DECA makes some changes

Additions to the program this year include a new teacher, a new volunteer project and a new menu at the DECA store


Courtesy of Antyush Bollini

DECA volunteers work to organize goods at Mary’s Place.

Maya Holt, Web Editor-in-Chief

In the past, DECA students have competed in events geared specifically towards business, such as “Principles of Finance” and “Advertising Campaign.” This year, however, the chapter will be branching out from these more traditional events by competing in the “Community Service Project” (CSP) for the first time.

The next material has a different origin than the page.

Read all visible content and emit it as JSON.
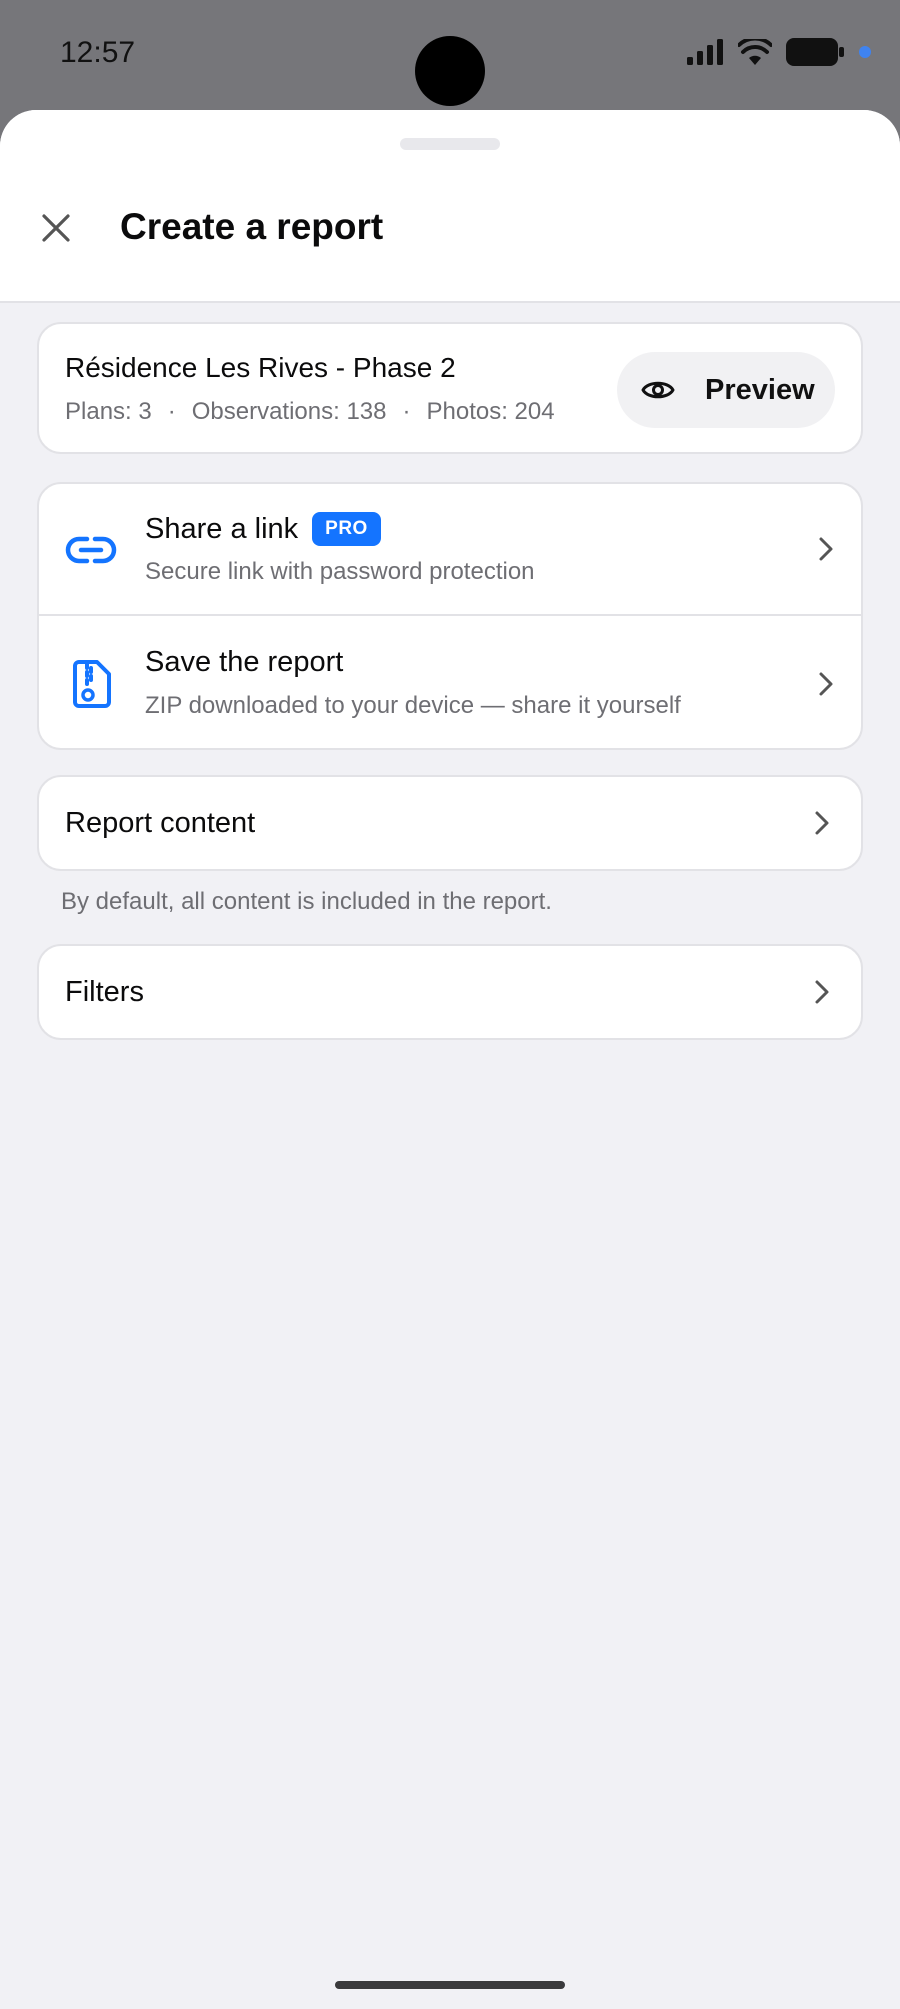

As part of this, the chapter has begun to send members to volunteer at the Mary’s Place, a new homeless shelter in Kenmore, and the Northshore Senior Center.

DECA teacher Matt Pakinas, who is new to Inglemoor this year after teaching DECA in Wenatchee, said implementing the volunteer program was a good way to support an important pillar of the curriculum.

“You have multiple components to the DECA program and community service is one of those — establishing that mindset of giving back to the community,” Pakinas said.

Junior Stefan de Villiers, the chapter’s Vice President of Community Service, has been the primary figure putting together the volunteer efforts. His main goal for the program is to get as many DECA students involved as possible.

“We’d like to get 100 percent participation by the end of the year. That’s something you rarely see in other CSP events,” de Villiers said. “We’re also aiming to have about 200 hours total of volunteer service because that shows that our volunteers really contributed their time.”

At Mary’s Place, volunteers have so far helped to set up the shelter’s new Northshore facility, which opened just last month, as well as provided supervision for children there after school. Meanwhile, at the senior center volunteers have helped with chores such as washing the vans and raking leaves.

“I think a lot of the work we’re doing is kind of behind the scenes, to help the people to run the place more efficiently and give back to our community,” junior Jaeden Burdge said. She said that while the program has been off to “a bit of a slow start” she thinks it will start picking up speed soon.

Because this is the first year that DECA will be participating in CSE, de Villiers said that the service project will be limited to students enrolled in DECA. If the program is successful, though, he said that there may be volunteer opportunities for the rest of the student body in coming years.

For now, the chapter is concentrating on the positive impact that they’ve already had on the community organizations.  

“They’re just very grateful,” de Villiars said. “It feels good to get our chapter more involved in the community.”